Sviggum says he's listening to what some have dubbed the "Krinkie faction," a group of 15 to 20 fiscal conservatives led by Phil Krinkie of Shoreview, who objected to last year's unusual agreement that divvied up the surplus in thirds for the House, Senate and governor to spend.

Krinkie says Sviggum's tendency to show his cards too early or in the heat of negotiations has resulted in Republicans getting smaller tax cuts than they wanted. He says his caucus needs a new approach this time.

"If we put the same team against the same opponents on the field and we don't have a different game plan, we are likely to achieve or have the result of the same or similar outcome," says Krinkie.

Sviggum has already made some changes in response to his critics. He closed some caucus meetings, much to the chagrin of the Capitol press corps, and has offered few specifics about Republicans' agenda for the session. He also is trying to be more inclusive, by letting some caucus members help him make committee assignments.

Democrats in the House say Sviggum also needs to include them in the process. DFL House Minority Leader Tom Pugh of South St. Paul says if just two Republicans decide to oppose a Republican bill, Sviggum will need the DFL caucus to supply votes.

"It's much easier to do that if members of both parties feel that they've played a role in developing those bills throughout the process. I'm hoping that the Speaker won't simply be calling upon members the last day of the legislative session after having in essence shut them out all the way along," says Pugh.

Democrats in the Senate, on the other hand, have no such incentive to reach out across the aisle, with a solid 12-seat majority.

"On some of these things, the governor and the House are lining up on one side, and the Senate and the people of Minnesota are lining up on the other side."

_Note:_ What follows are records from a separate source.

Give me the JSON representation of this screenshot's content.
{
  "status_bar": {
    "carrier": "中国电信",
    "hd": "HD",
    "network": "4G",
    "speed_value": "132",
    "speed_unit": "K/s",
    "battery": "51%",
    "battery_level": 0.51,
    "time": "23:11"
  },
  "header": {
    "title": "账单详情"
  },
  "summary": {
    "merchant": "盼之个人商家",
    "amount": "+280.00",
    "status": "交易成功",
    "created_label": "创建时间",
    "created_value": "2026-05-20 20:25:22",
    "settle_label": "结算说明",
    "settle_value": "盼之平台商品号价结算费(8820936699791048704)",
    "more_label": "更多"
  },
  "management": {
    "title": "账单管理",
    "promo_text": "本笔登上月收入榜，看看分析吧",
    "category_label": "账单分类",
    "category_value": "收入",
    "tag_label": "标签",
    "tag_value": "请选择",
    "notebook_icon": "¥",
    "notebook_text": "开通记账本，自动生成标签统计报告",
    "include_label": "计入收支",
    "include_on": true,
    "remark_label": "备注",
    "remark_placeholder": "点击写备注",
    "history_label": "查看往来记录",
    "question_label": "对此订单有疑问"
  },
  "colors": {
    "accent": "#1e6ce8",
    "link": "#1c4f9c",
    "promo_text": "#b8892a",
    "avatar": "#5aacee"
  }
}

- John Hottinger
DFL Senate Assistant Majority Leader
The other factor likely to affect dealings between the three legs of the tri-partisan stool this session is the often-contentious relationship between the governor and lawmakers, a tension heightened by legislative criticism over Ventura's new outside job as an analyst for the Xtreme Football League.

DFL Senate Majority Leader Roger Moe of Erskine doesn't think Ventura should take the XFL job, but says his criticism shouldn't affect his ability to work with the governor.

"It doesn't increase stress in our working relationships when he constantly attacks the Legislature or legislators individually; as far as I'm concerned he can do that, he seems to like to do that. I have made my position known, I don't think he ought to do that, he has chosen to do it - that's fine. That's up to him," Moe said.

Ventura declined requests for a pre-session interview, but has seemed eager to spar with legislators who question his outside earnings, saying "bring it on." On MPR's Midmorning in December, he deflected criticism over his moonlighting by turning the tables on lawmakers.

"They want to shine the light on me? Let's shine the light on them for a moment. Let's talk about elected legislators. If they call themselves a consultant and they do contract-for-hire work, they don't even have to say who they work for," Ventura said.

Ventura's XFL job will take him out of state for 10 weekends in the middle of the session, which some lawmakers believe will make him somewhat of an absentee landlord. He delivers his state-of-the-state address on the second day of the 2001 session, and will then take a week off for a personal vacation.

Laura McCallum is the Capitol bureau chief for Minnesota Public Radio. Reach her via e-mail at